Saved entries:
————
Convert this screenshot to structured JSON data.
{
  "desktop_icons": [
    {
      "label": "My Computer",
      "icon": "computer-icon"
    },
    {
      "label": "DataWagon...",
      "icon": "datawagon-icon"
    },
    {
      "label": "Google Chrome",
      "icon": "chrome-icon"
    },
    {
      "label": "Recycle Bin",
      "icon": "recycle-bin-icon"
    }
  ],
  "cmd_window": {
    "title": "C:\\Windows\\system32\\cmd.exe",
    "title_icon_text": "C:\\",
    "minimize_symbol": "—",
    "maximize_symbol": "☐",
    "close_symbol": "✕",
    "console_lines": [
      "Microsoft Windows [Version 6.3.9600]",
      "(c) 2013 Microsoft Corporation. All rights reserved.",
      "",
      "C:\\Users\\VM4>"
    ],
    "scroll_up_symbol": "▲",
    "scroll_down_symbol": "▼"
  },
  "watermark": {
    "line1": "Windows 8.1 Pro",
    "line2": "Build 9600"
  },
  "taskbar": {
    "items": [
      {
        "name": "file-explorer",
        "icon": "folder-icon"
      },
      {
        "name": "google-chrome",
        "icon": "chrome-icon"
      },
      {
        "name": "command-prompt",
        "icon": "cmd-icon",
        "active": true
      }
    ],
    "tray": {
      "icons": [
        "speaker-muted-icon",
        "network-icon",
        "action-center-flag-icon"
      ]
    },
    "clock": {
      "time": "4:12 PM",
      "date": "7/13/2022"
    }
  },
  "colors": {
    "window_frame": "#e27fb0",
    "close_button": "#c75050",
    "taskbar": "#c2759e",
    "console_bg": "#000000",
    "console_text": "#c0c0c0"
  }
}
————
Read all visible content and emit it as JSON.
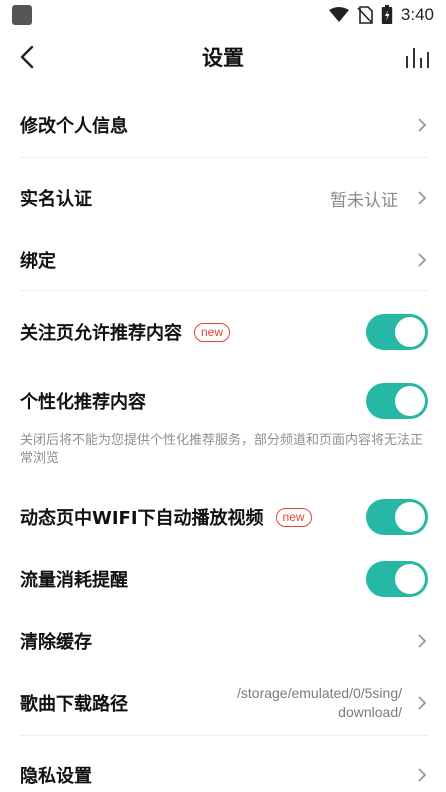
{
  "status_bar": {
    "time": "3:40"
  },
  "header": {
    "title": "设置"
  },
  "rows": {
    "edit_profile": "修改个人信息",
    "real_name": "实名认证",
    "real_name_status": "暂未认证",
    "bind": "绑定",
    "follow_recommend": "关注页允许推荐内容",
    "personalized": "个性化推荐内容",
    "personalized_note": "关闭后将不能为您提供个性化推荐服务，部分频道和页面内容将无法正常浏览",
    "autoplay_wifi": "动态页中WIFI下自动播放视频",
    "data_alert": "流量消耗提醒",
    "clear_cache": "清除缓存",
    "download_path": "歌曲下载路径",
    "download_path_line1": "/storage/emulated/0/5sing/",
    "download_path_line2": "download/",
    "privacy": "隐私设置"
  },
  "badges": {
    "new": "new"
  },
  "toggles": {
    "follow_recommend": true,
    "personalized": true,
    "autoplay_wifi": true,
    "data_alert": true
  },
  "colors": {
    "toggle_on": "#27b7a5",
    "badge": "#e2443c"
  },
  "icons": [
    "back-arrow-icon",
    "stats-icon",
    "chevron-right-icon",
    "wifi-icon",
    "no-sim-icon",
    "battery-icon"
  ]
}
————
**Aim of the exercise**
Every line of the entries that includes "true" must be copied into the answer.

**Written solution**
        "active": true
    "follow_recommend": true,
    "personalized": true,
    "autoplay_wifi": true,
    "data_alert": true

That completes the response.